Introduction 

Gastroenteritis is a common condition where the stomach and intestines become inflamed. It is usually caused by a viral or bacterial infection.

The two main symptoms of gastroenteritis are diarrhoea and vomiting.

Read more about the symptoms of gastroenteritis.

What causes gastroenteritis?

In the UK, the two most common causes of gastroenteritis in adults are the norovirus and food poisoning (most often caused by salmonella or campylobacter bacteria).

These infections can interfere with the absorption of water and salts from the contents of your intestines into the body, which is why the most common symptom of gastroenteritis is watery diarrhoea and why there is a risk of dehydration.

Gastroenteritis can also have a number of other causes, including a rotavirus infection, although this is more common in children. Read more about gastroenteritis in children.

Seeing your GP

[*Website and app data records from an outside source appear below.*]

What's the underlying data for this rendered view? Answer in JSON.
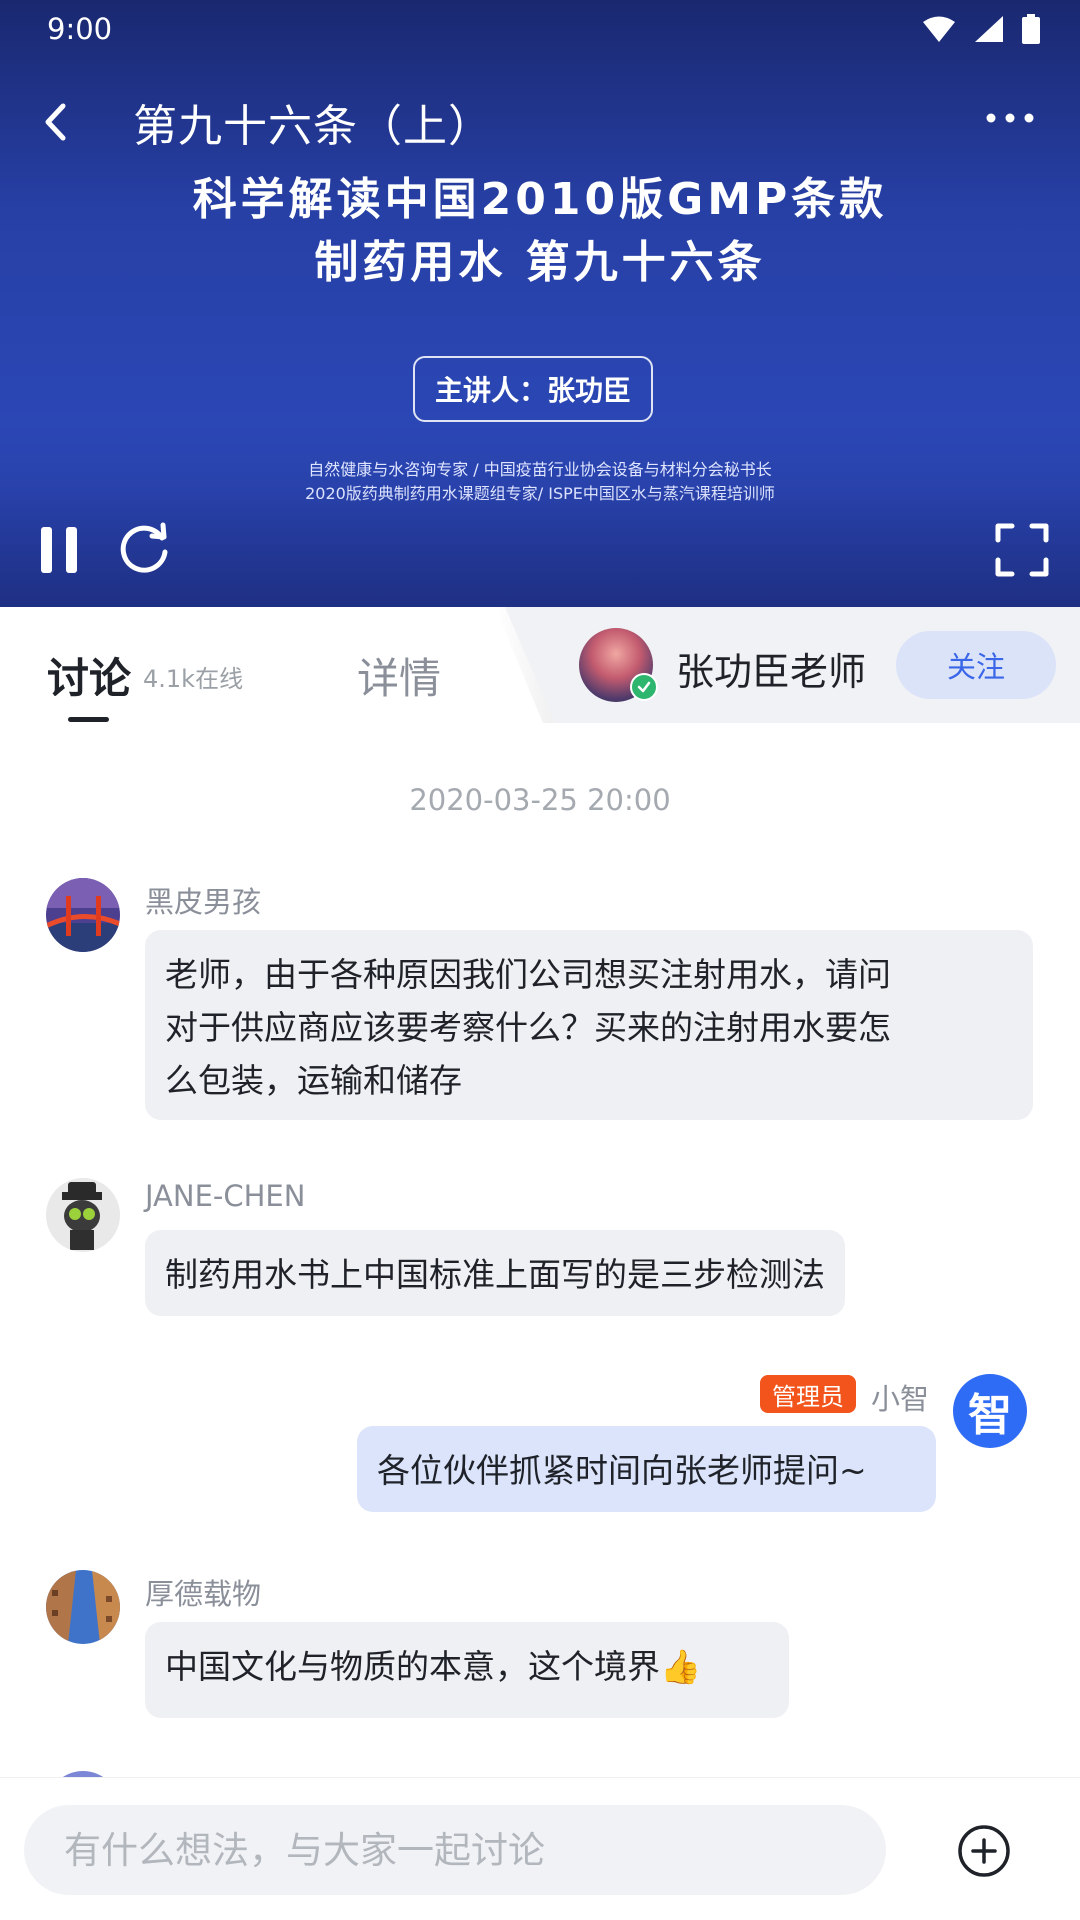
{
  "status_bar": {
    "time": "9:00"
  },
  "video": {
    "title": "第九十六条（上）",
    "slide_line1": "科学解读中国2010版GMP条款",
    "slide_line2": "制药用水 第九十六条",
    "speaker": "主讲人：张功臣",
    "desc_line1": "自然健康与水咨询专家 / 中国疫苗行业协会设备与材料分会秘书长",
    "desc_line2": "2020版药典制药用水课题组专家/ ISPE中国区水与蒸汽课程培训师"
  },
  "tabs": {
    "discussion": "讨论",
    "online": "4.1k在线",
    "detail": "详情"
  },
  "teacher": {
    "name": "张功臣老师",
    "follow": "关注"
  },
  "chat": {
    "timestamp": "2020-03-25 20:00",
    "messages": [
      {
        "user": "黑皮男孩",
        "line1": "老师，由于各种原因我们公司想买注射用水，请问",
        "line2": "对于供应商应该要考察什么？买来的注射用水要怎",
        "line3": "么包装，运输和储存"
      },
      {
        "user": "JANE-CHEN",
        "text": "制药用水书上中国标准上面写的是三步检测法"
      },
      {
        "user": "小智",
        "badge": "管理员",
        "avatar_char": "智",
        "text": "各位伙伴抓紧时间向张老师提问~"
      },
      {
        "user": "厚德载物",
        "text": "中国文化与物质的本意，这个境界👍"
      }
    ]
  },
  "input": {
    "placeholder": "有什么想法，与大家一起讨论"
  },
  "colors": {
    "accent": "#3a66e8",
    "admin_badge": "#f2541b",
    "verified": "#2fb66e"
  }
}
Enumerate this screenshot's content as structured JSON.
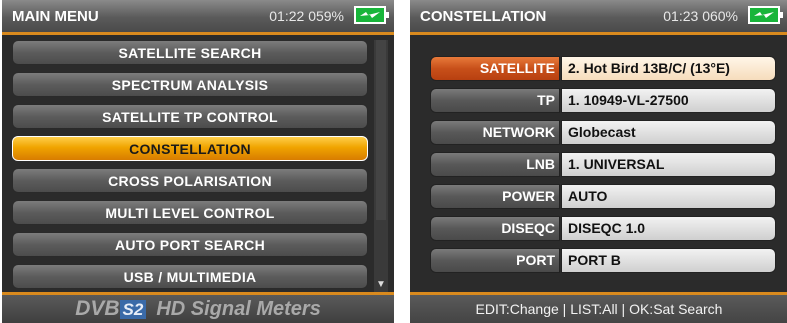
{
  "left_screen": {
    "title": "MAIN MENU",
    "time": "01:22",
    "battery_percent": "059%",
    "menu_items": [
      {
        "label": "SATELLITE SEARCH"
      },
      {
        "label": "SPECTRUM ANALYSIS"
      },
      {
        "label": "SATELLITE TP CONTROL"
      },
      {
        "label": "CONSTELLATION",
        "selected": true
      },
      {
        "label": "CROSS POLARISATION"
      },
      {
        "label": "MULTI LEVEL CONTROL"
      },
      {
        "label": "AUTO PORT SEARCH"
      },
      {
        "label": "USB / MULTIMEDIA"
      }
    ],
    "footer": {
      "dvb": "DVB",
      "s2": "S2",
      "rest": "HD Signal Meters"
    }
  },
  "right_screen": {
    "title": "CONSTELLATION",
    "time": "01:23",
    "battery_percent": "060%",
    "rows": [
      {
        "label": "SATELLITE",
        "value": "2. Hot Bird 13B/C/ (13°E)",
        "selected": true
      },
      {
        "label": "TP",
        "value": "1. 10949-VL-27500"
      },
      {
        "label": "NETWORK",
        "value": "Globecast"
      },
      {
        "label": "LNB",
        "value": "1. UNIVERSAL"
      },
      {
        "label": "POWER",
        "value": "AUTO"
      },
      {
        "label": "DISEQC",
        "value": "DISEQC 1.0"
      },
      {
        "label": "PORT",
        "value": "PORT B"
      }
    ],
    "footer": "EDIT:Change | LIST:All | OK:Sat Search"
  },
  "colors": {
    "accent": "#d98a1e",
    "selected_menu": "#f0a400",
    "selected_row_label": "#c8501a",
    "battery": "#18b53a"
  },
  "icons": {
    "battery": "battery-charging-icon",
    "scroll_down": "arrow-down-icon"
  }
}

There's usually no need to see your GP if you have gastroenteritis because the symptoms are normally shortlived.

If your symptoms are severe or last longer than a few days, your GP may ask for a stool sample so that it can be checked for a specific bacterium or parasite. If a bacterium or parasite is identified, appropriate medication can be prescribed to treat the infection.

In some cases, blood tests and urine tests may be used to rule out other conditions.

Treating gastroenteritis

Most people don't need any specific treatment for gastroenteritis, but it's important to make sure you drink plenty of fluids to reduce your risk of dehydration.

An oral rehydration solution can be used by people who are particularly vulnerable to the effects of dehydration, such as elderly people or those with another existing condition.

Medications to treat the symptoms of gastroenteritis are not usually necessary, but they may be recommended if your diarrhoea or vomiting is particularly severe.

If there is a risk of you becoming significantly dehydrated, you may need to be admitted to hospital for treatment. This is because severe dehydration can be very serious and even potentially fatal in rare cases.

Read more about treating gastroenteritis.

Preventing gastroenteritis

As gastroenteritis is highly infectious, it is important to take steps to prevent it spreading to other people. These include:

  • washing your hands thoroughly with soap and water or an antibacterial hand wash after going to the toilet and before eating or preparing food
  • cleaning the toilet, including the handle and the seat, with disinfectant after each bout of vomiting or diarrhoea
  • not sharing towels, flannels, cutlery or utensils with other members of your household
  • not returning to work until you have had no symptoms for at least 48 hours

If you are frail, or have an underlying condition affecting your intestines or immune system, it may be useful to seek advice from your GP or a specialist before travelling to an area where there is a risk of picking up a gastrointestinal infection.

Read more about preventing gastroenteritis.

Norovirus

Find out what norovirus is, how to reduce your risk of getting it and what to do if you have it.

Media last reviewed: 19/11/2012

Next review due: 19/11/2014

Symptom checker

If you have a health problem, our symptom checker can help you manage it or find out where to go for help

Page last reviewed: 31/03/2014

Next review due: 31/03/2016